▶ What to do: Report all lines below with the word "Roast".

━━ Data ━━

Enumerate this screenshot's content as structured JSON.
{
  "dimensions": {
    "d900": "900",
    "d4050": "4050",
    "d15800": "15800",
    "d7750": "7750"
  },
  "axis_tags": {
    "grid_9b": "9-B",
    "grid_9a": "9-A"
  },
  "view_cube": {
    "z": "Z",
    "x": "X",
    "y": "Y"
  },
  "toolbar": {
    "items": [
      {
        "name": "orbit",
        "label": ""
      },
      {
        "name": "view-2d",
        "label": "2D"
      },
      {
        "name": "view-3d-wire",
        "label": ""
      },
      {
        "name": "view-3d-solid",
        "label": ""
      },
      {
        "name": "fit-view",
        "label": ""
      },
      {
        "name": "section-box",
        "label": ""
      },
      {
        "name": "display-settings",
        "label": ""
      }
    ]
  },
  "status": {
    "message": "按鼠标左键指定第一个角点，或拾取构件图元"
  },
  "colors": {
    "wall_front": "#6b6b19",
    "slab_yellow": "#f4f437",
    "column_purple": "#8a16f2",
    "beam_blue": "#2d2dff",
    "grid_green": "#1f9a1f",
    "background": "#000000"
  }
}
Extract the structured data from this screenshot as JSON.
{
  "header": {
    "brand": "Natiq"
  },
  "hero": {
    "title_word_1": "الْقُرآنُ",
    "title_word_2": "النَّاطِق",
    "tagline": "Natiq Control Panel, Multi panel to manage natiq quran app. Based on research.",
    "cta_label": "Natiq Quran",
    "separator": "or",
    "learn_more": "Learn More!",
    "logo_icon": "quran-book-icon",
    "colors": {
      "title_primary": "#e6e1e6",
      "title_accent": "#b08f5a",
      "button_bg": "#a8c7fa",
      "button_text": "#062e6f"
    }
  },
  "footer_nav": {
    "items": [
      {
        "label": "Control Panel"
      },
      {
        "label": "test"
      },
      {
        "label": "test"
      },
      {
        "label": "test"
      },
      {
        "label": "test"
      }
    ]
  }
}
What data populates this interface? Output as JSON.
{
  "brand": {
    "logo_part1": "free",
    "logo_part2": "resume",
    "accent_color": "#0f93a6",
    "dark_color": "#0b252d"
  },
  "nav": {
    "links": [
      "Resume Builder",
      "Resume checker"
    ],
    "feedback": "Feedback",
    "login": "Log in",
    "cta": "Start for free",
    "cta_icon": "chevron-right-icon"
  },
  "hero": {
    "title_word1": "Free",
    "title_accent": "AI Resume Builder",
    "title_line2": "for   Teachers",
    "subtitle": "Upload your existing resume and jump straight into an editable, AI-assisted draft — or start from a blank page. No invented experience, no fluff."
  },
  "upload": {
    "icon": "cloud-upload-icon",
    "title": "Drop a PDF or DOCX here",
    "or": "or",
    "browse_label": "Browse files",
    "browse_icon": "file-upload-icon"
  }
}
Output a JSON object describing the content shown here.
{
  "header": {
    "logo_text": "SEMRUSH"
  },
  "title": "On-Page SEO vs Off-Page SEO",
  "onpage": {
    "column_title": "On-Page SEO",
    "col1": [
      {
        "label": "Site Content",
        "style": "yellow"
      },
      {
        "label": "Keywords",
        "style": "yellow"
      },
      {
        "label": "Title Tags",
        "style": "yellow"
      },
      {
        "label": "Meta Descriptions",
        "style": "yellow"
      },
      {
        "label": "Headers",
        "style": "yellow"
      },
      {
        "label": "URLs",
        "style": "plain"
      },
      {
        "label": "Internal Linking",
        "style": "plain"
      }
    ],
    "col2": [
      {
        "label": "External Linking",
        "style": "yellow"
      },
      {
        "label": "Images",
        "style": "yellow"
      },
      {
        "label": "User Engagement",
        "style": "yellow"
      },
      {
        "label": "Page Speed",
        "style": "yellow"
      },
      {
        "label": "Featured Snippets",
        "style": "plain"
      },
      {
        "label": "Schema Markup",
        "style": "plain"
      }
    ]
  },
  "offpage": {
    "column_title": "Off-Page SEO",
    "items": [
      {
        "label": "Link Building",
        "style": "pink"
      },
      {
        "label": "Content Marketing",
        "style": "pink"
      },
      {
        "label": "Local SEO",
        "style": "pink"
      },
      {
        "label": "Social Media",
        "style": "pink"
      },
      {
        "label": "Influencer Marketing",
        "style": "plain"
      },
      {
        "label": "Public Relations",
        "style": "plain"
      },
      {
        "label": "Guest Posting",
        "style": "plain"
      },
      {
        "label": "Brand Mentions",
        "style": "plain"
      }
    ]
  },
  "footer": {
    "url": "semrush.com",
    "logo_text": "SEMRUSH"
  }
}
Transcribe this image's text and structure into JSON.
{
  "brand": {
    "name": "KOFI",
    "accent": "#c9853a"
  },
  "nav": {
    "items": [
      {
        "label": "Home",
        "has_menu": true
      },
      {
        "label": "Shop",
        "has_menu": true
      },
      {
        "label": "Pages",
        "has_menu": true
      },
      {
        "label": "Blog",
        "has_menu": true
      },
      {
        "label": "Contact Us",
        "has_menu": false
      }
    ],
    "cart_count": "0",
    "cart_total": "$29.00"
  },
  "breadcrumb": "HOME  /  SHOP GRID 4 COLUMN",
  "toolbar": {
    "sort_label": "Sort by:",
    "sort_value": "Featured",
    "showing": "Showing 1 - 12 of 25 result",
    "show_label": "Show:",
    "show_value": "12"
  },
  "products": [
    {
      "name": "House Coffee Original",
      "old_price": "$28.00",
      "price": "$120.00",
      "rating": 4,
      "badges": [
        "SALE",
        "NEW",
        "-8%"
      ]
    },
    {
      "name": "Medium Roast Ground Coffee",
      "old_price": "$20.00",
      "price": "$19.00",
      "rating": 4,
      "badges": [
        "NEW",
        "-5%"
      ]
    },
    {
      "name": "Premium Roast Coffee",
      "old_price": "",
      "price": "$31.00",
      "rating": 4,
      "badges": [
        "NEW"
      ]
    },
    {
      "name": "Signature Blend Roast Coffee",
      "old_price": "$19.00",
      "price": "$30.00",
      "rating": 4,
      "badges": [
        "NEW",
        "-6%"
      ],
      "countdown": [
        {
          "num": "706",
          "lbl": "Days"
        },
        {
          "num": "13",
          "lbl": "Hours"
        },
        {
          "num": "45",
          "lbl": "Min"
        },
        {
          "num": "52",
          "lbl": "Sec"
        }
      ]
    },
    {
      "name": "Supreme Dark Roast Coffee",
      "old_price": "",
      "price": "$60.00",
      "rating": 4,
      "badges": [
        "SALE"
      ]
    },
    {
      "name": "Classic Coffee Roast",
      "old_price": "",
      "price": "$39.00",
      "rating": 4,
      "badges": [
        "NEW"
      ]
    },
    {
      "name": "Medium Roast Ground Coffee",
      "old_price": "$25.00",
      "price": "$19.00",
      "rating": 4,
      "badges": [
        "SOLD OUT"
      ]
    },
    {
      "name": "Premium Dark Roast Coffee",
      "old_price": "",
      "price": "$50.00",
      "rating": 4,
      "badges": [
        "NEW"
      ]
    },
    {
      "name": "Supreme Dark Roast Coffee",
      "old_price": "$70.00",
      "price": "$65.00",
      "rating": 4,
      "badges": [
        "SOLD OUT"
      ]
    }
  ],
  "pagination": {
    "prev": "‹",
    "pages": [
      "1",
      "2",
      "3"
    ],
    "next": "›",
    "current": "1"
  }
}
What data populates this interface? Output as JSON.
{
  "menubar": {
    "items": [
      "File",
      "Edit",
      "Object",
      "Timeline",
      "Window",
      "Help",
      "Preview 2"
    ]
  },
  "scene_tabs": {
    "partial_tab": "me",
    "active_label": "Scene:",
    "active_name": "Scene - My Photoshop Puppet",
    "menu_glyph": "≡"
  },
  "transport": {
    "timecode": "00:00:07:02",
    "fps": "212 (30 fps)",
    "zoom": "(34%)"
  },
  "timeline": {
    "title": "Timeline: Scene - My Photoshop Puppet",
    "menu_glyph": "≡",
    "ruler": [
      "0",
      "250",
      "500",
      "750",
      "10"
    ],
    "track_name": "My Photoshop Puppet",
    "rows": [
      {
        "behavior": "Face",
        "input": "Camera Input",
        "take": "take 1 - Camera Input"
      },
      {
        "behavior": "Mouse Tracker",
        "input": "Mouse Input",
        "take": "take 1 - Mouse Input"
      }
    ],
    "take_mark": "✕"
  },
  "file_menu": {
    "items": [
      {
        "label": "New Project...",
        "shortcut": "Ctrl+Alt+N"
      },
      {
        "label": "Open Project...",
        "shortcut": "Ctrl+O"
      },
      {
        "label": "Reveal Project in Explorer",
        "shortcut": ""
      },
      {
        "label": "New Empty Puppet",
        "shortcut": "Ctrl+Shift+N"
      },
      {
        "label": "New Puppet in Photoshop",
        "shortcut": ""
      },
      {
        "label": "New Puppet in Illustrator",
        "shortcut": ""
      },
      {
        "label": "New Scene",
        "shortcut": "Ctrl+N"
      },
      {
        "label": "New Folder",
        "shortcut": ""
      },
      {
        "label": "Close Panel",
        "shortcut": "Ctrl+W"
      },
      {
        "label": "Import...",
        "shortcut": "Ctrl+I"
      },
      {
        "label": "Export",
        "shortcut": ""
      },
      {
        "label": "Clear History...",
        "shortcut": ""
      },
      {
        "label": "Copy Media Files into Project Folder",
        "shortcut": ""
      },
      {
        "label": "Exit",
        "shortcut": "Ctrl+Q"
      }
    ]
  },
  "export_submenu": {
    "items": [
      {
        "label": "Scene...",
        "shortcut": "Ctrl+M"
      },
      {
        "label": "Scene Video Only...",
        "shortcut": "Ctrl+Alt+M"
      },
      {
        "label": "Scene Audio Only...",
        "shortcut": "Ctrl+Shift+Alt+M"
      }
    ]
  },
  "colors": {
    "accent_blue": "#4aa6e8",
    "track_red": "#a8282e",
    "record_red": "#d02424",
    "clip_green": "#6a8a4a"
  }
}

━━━

▶ The completed task:
      "name": "Medium Roast Ground Coffee",
      "name": "Premium Roast Coffee",
      "name": "Signature Blend Roast Coffee",
      "name": "Supreme Dark Roast Coffee",
      "name": "Classic Coffee Roast",
      "name": "Medium Roast Ground Coffee",
      "name": "Premium Dark Roast Coffee",
      "name": "Supreme Dark Roast Coffee",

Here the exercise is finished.